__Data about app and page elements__
= Beginning of Section =

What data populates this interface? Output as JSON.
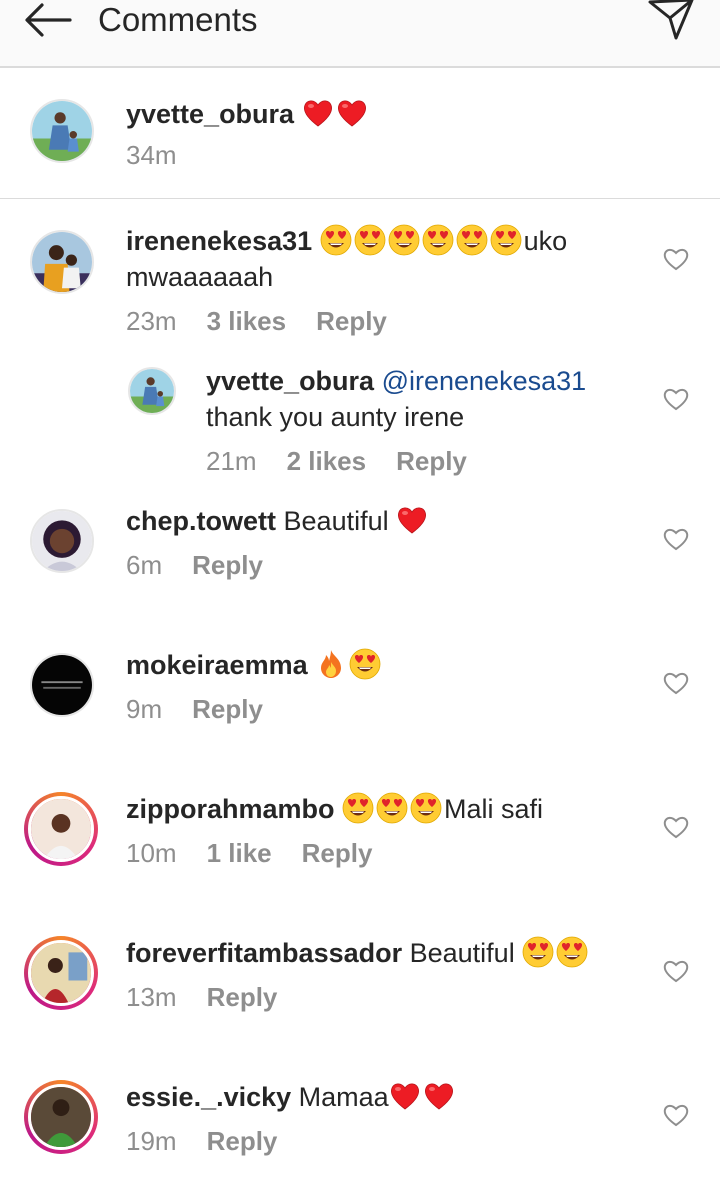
{
  "header": {
    "title": "Comments",
    "back_icon": "arrow-left-icon",
    "send_icon": "paper-plane-icon"
  },
  "caption": {
    "username": "yvette_obura",
    "text": "",
    "emoji": [
      "red-heart",
      "red-heart"
    ],
    "time": "34m"
  },
  "comments": [
    {
      "username": "irenenekesa31",
      "emoji_before": [
        "heart-eyes",
        "heart-eyes",
        "heart-eyes",
        "heart-eyes",
        "heart-eyes",
        "heart-eyes"
      ],
      "text_after_emoji": "uko",
      "text_line2": "mwaaaaaah",
      "time": "23m",
      "likes": "3 likes",
      "reply": "Reply"
    },
    {
      "username": "yvette_obura",
      "mention": "@irenenekesa31",
      "text_line2": "thank you aunty irene",
      "time": "21m",
      "likes": "2 likes",
      "reply": "Reply",
      "is_reply": true
    },
    {
      "username": "chep.towett",
      "text": "Beautiful",
      "emoji_after": [
        "red-heart"
      ],
      "time": "6m",
      "reply": "Reply"
    },
    {
      "username": "mokeiraemma",
      "emoji_after": [
        "fire",
        "heart-eyes"
      ],
      "time": "9m",
      "reply": "Reply"
    },
    {
      "username": "zipporahmambo",
      "emoji_after": [
        "heart-eyes",
        "heart-eyes",
        "heart-eyes"
      ],
      "text_end": "Mali safi",
      "time": "10m",
      "likes": "1 like",
      "reply": "Reply"
    },
    {
      "username": "foreverfitambassador",
      "text": "Beautiful",
      "emoji_after": [
        "heart-eyes",
        "heart-eyes"
      ],
      "time": "13m",
      "reply": "Reply"
    },
    {
      "username": "essie._.vicky",
      "text": "Mamaa",
      "emoji_after": [
        "red-heart",
        "red-heart"
      ],
      "time": "19m",
      "reply": "Reply"
    }
  ],
  "colors": {
    "text": "#262626",
    "meta": "#8e8e8e",
    "mention": "#1a4b8f",
    "heart": "#ed1c24",
    "divider": "#dbdbdb"
  }
}
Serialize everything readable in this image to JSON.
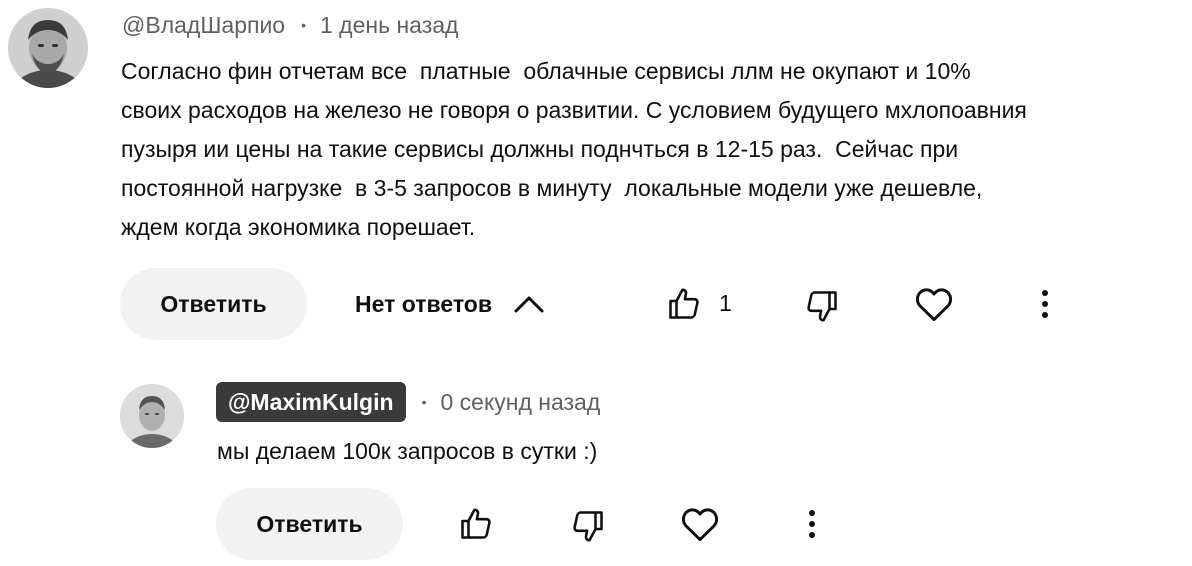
{
  "comment": {
    "author": "@ВладШарпио",
    "separator": "•",
    "time": "1 день назад",
    "text": "Согласно фин отчетам все  платные  облачные сервисы ллм не окупают и 10%\nсвоих расходов на железо не говоря о развитии. С условием будущего мхлопоавния\nпузыря ии цены на такие сервисы должны поднчться в 12-15 раз.  Сейчас при\nпостоянной нагрузке  в 3-5 запросов в минуту  локальные модели уже дешевле,\nждем когда экономика порешает.",
    "reply_label": "Ответить",
    "replies_label": "Нет ответов",
    "like_count": "1"
  },
  "reply": {
    "author": "@MaximKulgin",
    "separator": "•",
    "time": "0 секунд назад",
    "text": "мы делаем 100к запросов в сутки :)",
    "reply_label": "Ответить"
  },
  "icons": {
    "like": "thumb-up-icon",
    "dislike": "thumb-down-icon",
    "heart": "heart-icon",
    "more": "more-vertical-icon",
    "collapse": "chevron-up-icon"
  }
}
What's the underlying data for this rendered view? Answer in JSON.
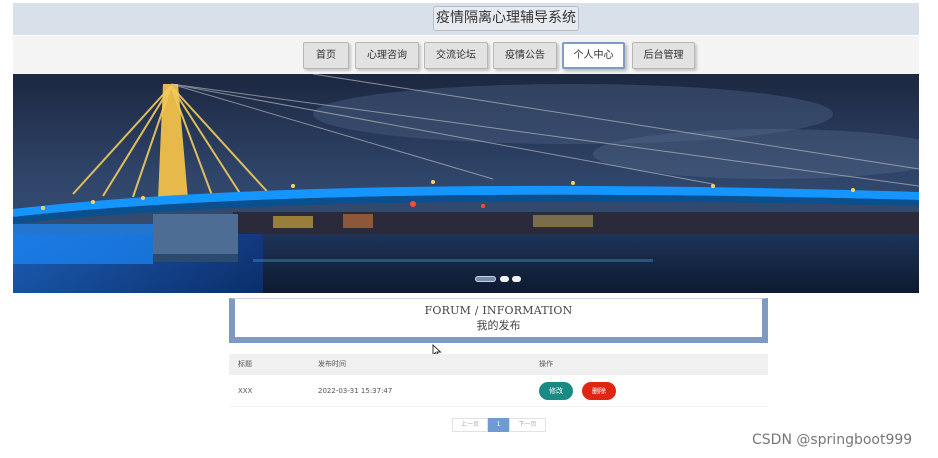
{
  "header": {
    "site_title": "疫情隔离心理辅导系统"
  },
  "nav": {
    "items": [
      {
        "label": "首页"
      },
      {
        "label": "心理咨询"
      },
      {
        "label": "交流论坛"
      },
      {
        "label": "疫情公告"
      },
      {
        "label": "个人中心",
        "active": true
      },
      {
        "label": "后台管理"
      }
    ]
  },
  "banner": {
    "slide_count": 3,
    "active_slide": 1
  },
  "section": {
    "title_en": "FORUM / INFORMATION",
    "title_cn": "我的发布"
  },
  "table": {
    "columns": [
      "标题",
      "发布时间",
      "操作"
    ],
    "rows": [
      {
        "title": "XXX",
        "time": "2022-03-31 15:37:47",
        "edit_label": "修改",
        "delete_label": "删除"
      }
    ]
  },
  "pagination": {
    "prev_label": "上一页",
    "current_page": "1",
    "next_label": "下一页"
  },
  "watermark": {
    "text": "CSDN @springboot999"
  },
  "colors": {
    "accent": "#7e9ac3",
    "edit_button": "#1a8a85",
    "delete_button": "#e02512",
    "header_bg": "#d8e0ea"
  }
}
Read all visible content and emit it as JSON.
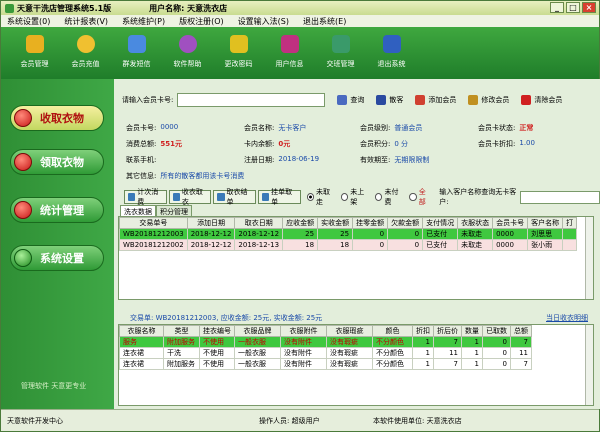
{
  "window": {
    "title": "天意干洗店管理系统5.1版",
    "user_label": "用户名称: 天意洗衣店"
  },
  "menu": [
    "系统设置(0)",
    "统计报表(V)",
    "系统维护(P)",
    "版权注册(O)",
    "设置输入法(S)",
    "退出系统(E)"
  ],
  "toolbar": [
    {
      "label": "会员管理",
      "color": "#e8b020"
    },
    {
      "label": "会员充值",
      "color": "#f0c030"
    },
    {
      "label": "群发短信",
      "color": "#4a8ae0"
    },
    {
      "label": "软件帮助",
      "color": "#a050c0"
    },
    {
      "label": "更改密码",
      "color": "#e0c020"
    },
    {
      "label": "用户信息",
      "color": "#c03080"
    },
    {
      "label": "交班管理",
      "color": "#3a9a6a"
    },
    {
      "label": "退出系统",
      "color": "#3060c0"
    }
  ],
  "sidebar": {
    "items": [
      "收取衣物",
      "领取衣物",
      "统计管理",
      "系统设置"
    ],
    "footer": "管理软件  天意更专业"
  },
  "search": {
    "label": "请输入会员卡号:",
    "value": "",
    "buttons": [
      "查询",
      "散客",
      "添加会员",
      "修改会员",
      "清除会员"
    ]
  },
  "member": {
    "card_no_label": "会员卡号:",
    "card_no": "0000",
    "name_label": "会员名称:",
    "name": "无卡客户",
    "level_label": "会员级别:",
    "level": "普通会员",
    "status_label": "会员卡状态:",
    "status": "正常",
    "spend_label": "消费总额:",
    "spend": "551元",
    "balance_label": "卡内余额:",
    "balance": "0元",
    "points_label": "会员积分:",
    "points": "0 分",
    "discount_label": "会员卡折扣:",
    "discount": "1.00",
    "phone_label": "联系手机:",
    "phone": "",
    "reg_label": "注册日期:",
    "reg": "2018-06-19",
    "expire_label": "有效期至:",
    "expire": "无期限限制",
    "other_label": "其它信息:",
    "other": "所有的散客都用该卡号消费"
  },
  "actions": {
    "buttons": [
      "计次消费",
      "收衣取衣",
      "取衣结单",
      "挂单取单"
    ],
    "radios": [
      "未取走",
      "未上架",
      "未付费",
      "全部"
    ],
    "selected_radio": 0,
    "search_label": "输入客户名称查询无卡客户:"
  },
  "tabs": [
    "洗衣数据",
    "积分管理"
  ],
  "orders": {
    "headers": [
      "交易单号",
      "添加日期",
      "取衣日期",
      "应收金额",
      "实收金额",
      "挂零金额",
      "欠款金额",
      "支付情况",
      "衣服状态",
      "会员卡号",
      "客户名称",
      "打"
    ],
    "rows": [
      [
        "WB20181212003",
        "2018-12-12",
        "2018-12-12",
        "25",
        "25",
        "0",
        "0",
        "已支付",
        "未取走",
        "0000",
        "刘思思",
        ""
      ],
      [
        "WB20181212002",
        "2018-12-12",
        "2018-12-13",
        "18",
        "18",
        "0",
        "0",
        "已支付",
        "未取走",
        "0000",
        "张小雨",
        ""
      ]
    ]
  },
  "trade": {
    "line": "交易单: WB20181212003, 应收金额: 25元, 实收金额: 25元",
    "link": "当日收衣明细"
  },
  "items": {
    "headers": [
      "衣服名称",
      "类型",
      "挂衣编号",
      "衣服品牌",
      "衣服附件",
      "衣服瑕疵",
      "颜色",
      "折扣",
      "折后价",
      "数量",
      "已取数",
      "总额"
    ],
    "rows": [
      [
        "服务",
        "附加服务",
        "不使用",
        "一般衣服",
        "没有附件",
        "没有瑕疵",
        "不分颜色",
        "1",
        "7",
        "1",
        "0",
        "7"
      ],
      [
        "连衣裙",
        "干洗",
        "不使用",
        "一般衣服",
        "没有附件",
        "没有瑕疵",
        "不分颜色",
        "1",
        "11",
        "1",
        "0",
        "11"
      ],
      [
        "连衣裙",
        "附加服务",
        "不使用",
        "一般衣服",
        "没有附件",
        "没有瑕疵",
        "不分颜色",
        "1",
        "7",
        "1",
        "0",
        "7"
      ]
    ]
  },
  "status": {
    "left": "天意软件开发中心",
    "operator": "操作人员: 超级用户",
    "unit": "本软件使用单位: 天意洗衣店"
  }
}
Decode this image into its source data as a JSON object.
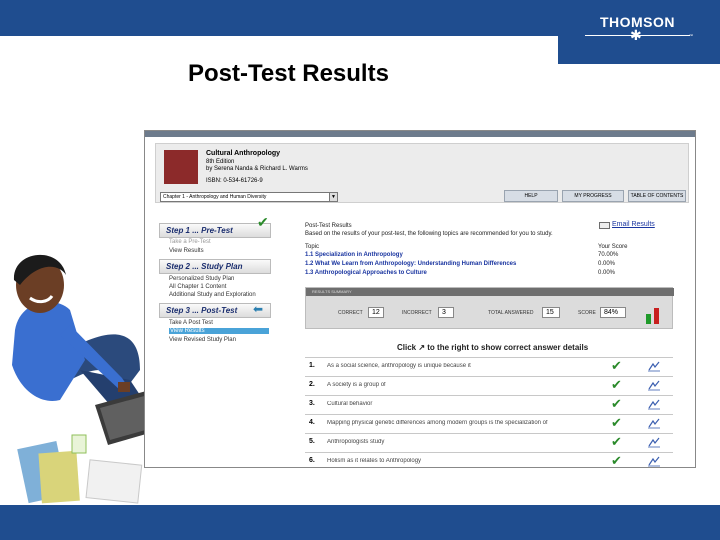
{
  "slide": {
    "title": "Post-Test Results",
    "logo": "THOMSON",
    "logo_mark": "™",
    "logo_icon": "star-icon"
  },
  "book": {
    "title": "Cultural Anthropology",
    "edition": "8th Edition",
    "authors": "by Serena Nanda & Richard L. Warms",
    "isbn": "ISBN: 0-534-61726-9",
    "chapter_select": "Chapter 1 - Anthropology and Human Diversity"
  },
  "header_buttons": {
    "help": "HELP",
    "progress": "MY PROGRESS",
    "toc": "TABLE OF CONTENTS"
  },
  "nav": {
    "step1": {
      "title": "Step 1 ... Pre-Test",
      "links": [
        "Take a Pre-Test",
        "View Results"
      ]
    },
    "step2": {
      "title": "Step 2 ... Study Plan",
      "links": [
        "Personalized Study Plan",
        "All Chapter 1 Content",
        "Additional Study and Exploration"
      ]
    },
    "step3": {
      "title": "Step 3 ... Post-Test",
      "links": [
        "Take A Post Test",
        "View Results",
        "View Revised Study Plan"
      ]
    }
  },
  "results": {
    "heading": "Post-Test Results",
    "intro": "Based on the results of your post-test, the following topics are recommended for you to study.",
    "email_label": "Email Results",
    "topic_header": "Topic",
    "score_header": "Your Score",
    "topics": [
      {
        "label": "1.1 Specialization in Anthropology",
        "score": "70.00%"
      },
      {
        "label": "1.2 What We Learn from Anthropology: Understanding Human Differences",
        "score": "0.00%"
      },
      {
        "label": "1.3 Anthropological Approaches to Culture",
        "score": "0.00%"
      }
    ]
  },
  "summary": {
    "tab_label": "RESULTS SUMMARY",
    "correct_label": "CORRECT",
    "correct": "12",
    "incorrect_label": "INCORRECT",
    "incorrect": "3",
    "total_label": "TOTAL ANSWERED",
    "total": "15",
    "score_label": "SCORE",
    "score": "84%",
    "score_bars": {
      "correct_fraction": 0.8,
      "incorrect_fraction": 0.2,
      "colors": {
        "correct": "#1f9a2a",
        "incorrect": "#c8201f"
      }
    }
  },
  "answers": {
    "instruction": "Click ↗ to the right to show correct answer details",
    "questions": [
      {
        "num": "1.",
        "text": "As a social science, anthropology is unique because it"
      },
      {
        "num": "2.",
        "text": "A society is a group of"
      },
      {
        "num": "3.",
        "text": "Cultural behavior"
      },
      {
        "num": "4.",
        "text": "Mapping physical genetic differences among modern groups is the specialization of"
      },
      {
        "num": "5.",
        "text": "Anthropologists study"
      },
      {
        "num": "6.",
        "text": "Holism as it relates to Anthropology"
      }
    ]
  },
  "colors": {
    "brand_blue": "#1f4d8f",
    "link_blue": "#1a35a0",
    "active_nav": "#4aa3d8",
    "check_green": "#2a8a2a"
  }
}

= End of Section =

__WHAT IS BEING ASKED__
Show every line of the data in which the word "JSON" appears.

__SOLUTION TO THIS EXERCISE__
What data populates this interface? Output as JSON.
Serialize everything readable in this image to JSON.
What's the underlying data for this rendered view? Answer in JSON.
Read all visible content and emit it as JSON.
Decode this image into its source data as a JSON object.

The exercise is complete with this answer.